▸ **Work request**
Below are the records; collect from them each line containing the string "data".

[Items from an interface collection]
——
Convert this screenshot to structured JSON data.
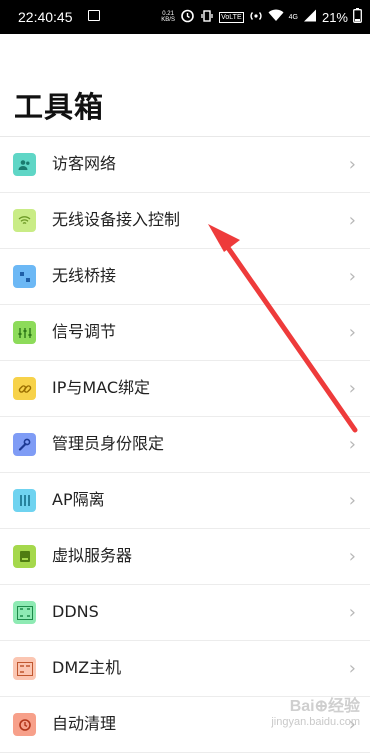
{
  "status_bar": {
    "time": "22:40:45",
    "net_speed": "0.21 KB/S",
    "volte": "VoLTE",
    "network": "4G",
    "battery": "21%"
  },
  "page_title": "工具箱",
  "items": [
    {
      "label": "访客网络",
      "icon": "guest-users-icon",
      "color": "#5fd6c6"
    },
    {
      "label": "无线设备接入控制",
      "icon": "wifi-icon",
      "color": "#b9e36b"
    },
    {
      "label": "无线桥接",
      "icon": "bridge-dots-icon",
      "color": "#6cb8f5"
    },
    {
      "label": "信号调节",
      "icon": "equalizer-icon",
      "color": "#8ddb5a"
    },
    {
      "label": "IP与MAC绑定",
      "icon": "link-icon",
      "color": "#f7d24a"
    },
    {
      "label": "管理员身份限定",
      "icon": "wrench-icon",
      "color": "#7f9cf5"
    },
    {
      "label": "AP隔离",
      "icon": "ap-bars-icon",
      "color": "#6fd3f0"
    },
    {
      "label": "虚拟服务器",
      "icon": "server-icon",
      "color": "#a5d84c"
    },
    {
      "label": "DDNS",
      "icon": "ddns-icon",
      "color": "#6ee39b"
    },
    {
      "label": "DMZ主机",
      "icon": "dmz-icon",
      "color": "#f7a98a"
    },
    {
      "label": "自动清理",
      "icon": "clean-timer-icon",
      "color": "#f7a08a"
    }
  ],
  "chevron": "›",
  "watermark": {
    "logo": "Bai⊕经验",
    "url": "jingyan.baidu.com"
  }
}
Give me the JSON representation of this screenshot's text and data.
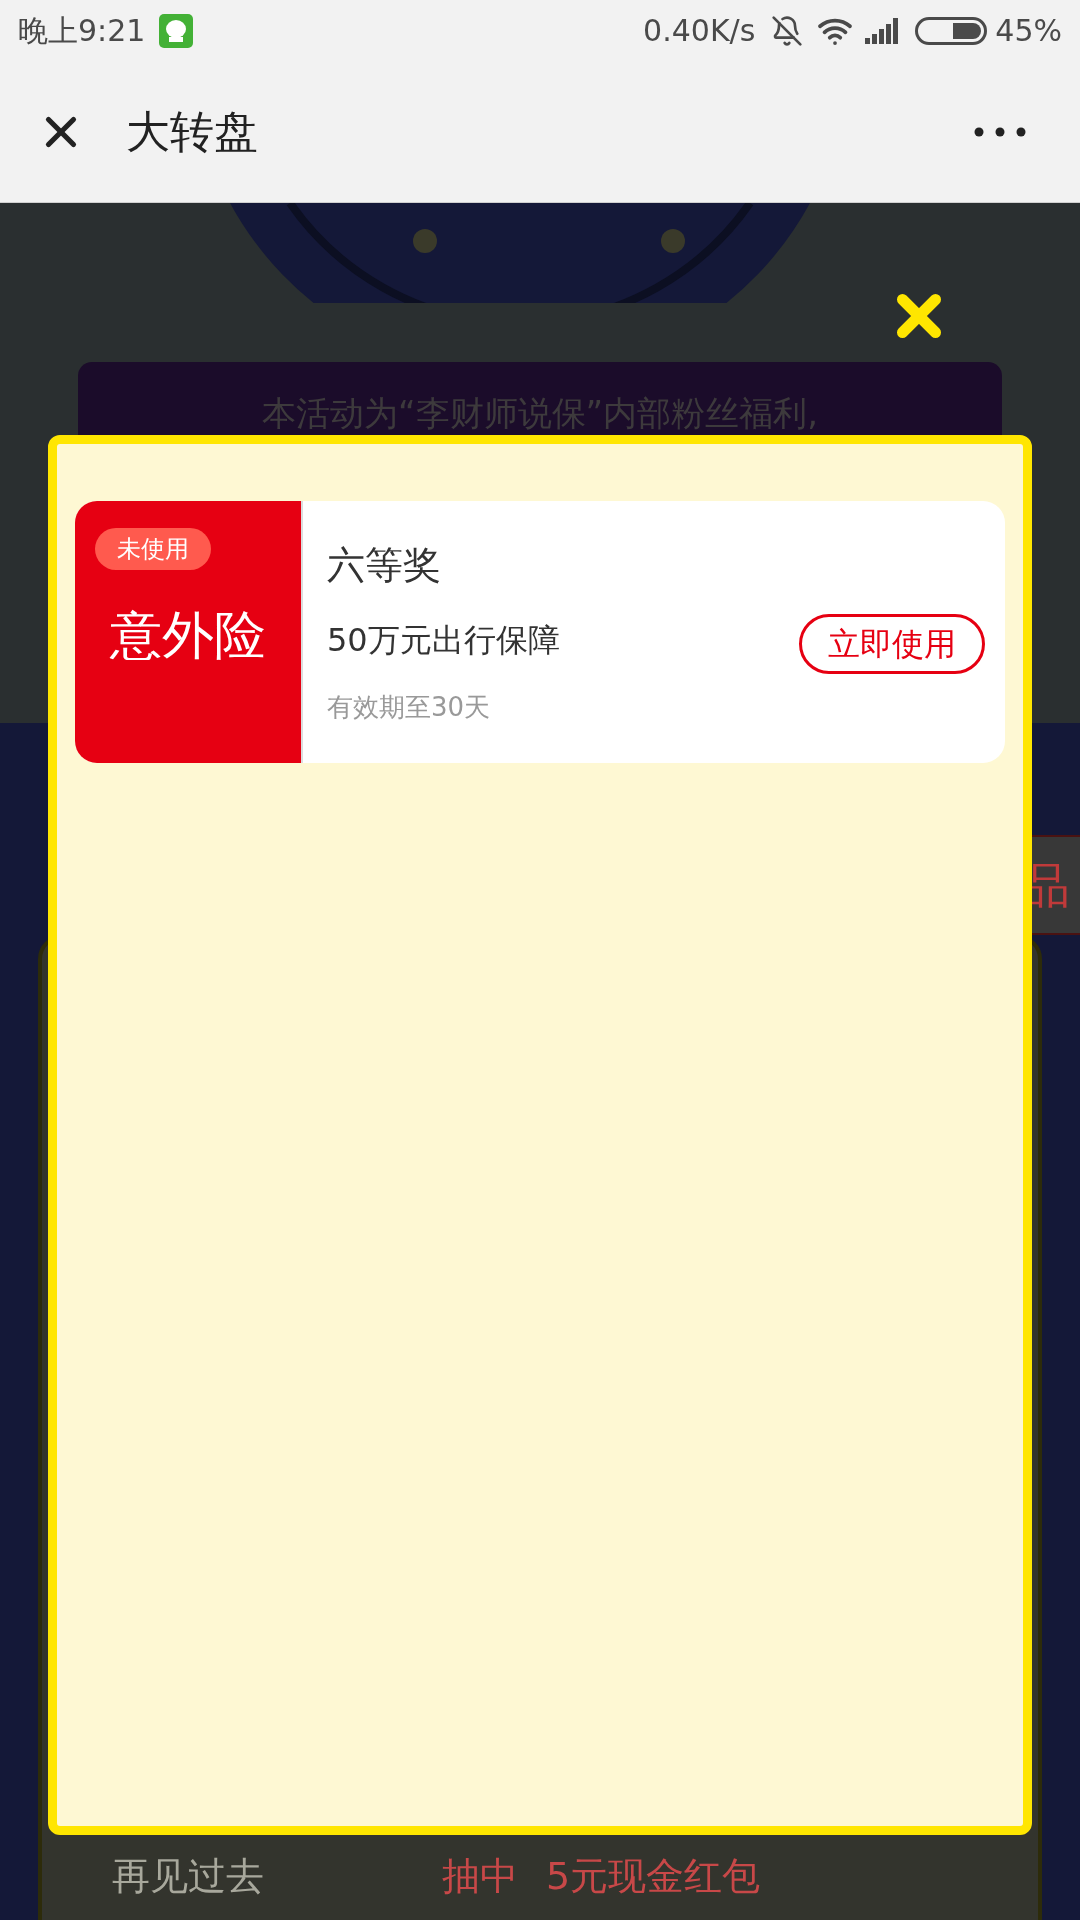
{
  "status_bar": {
    "time": "晚上9:21",
    "network_speed": "0.40K/s",
    "battery": "45%"
  },
  "header": {
    "title": "大转盘"
  },
  "background": {
    "notice": "本活动为“李财师说保”内部粉丝福利,",
    "side_tab": "品",
    "record": {
      "user": "再见过去",
      "action": "抽中",
      "prize": "5元现金红包"
    }
  },
  "modal": {
    "coupons": [
      {
        "type_label": "意外险",
        "status": "未使用",
        "tier": "六等奖",
        "description": "50万元出行保障",
        "validity": "有效期至30天",
        "action": "立即使用"
      }
    ]
  }
}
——
▸ **Solution to this exercise**
Convert this screenshot to structured JSON data.
Give me the JSON representation of this screenshot's text and data.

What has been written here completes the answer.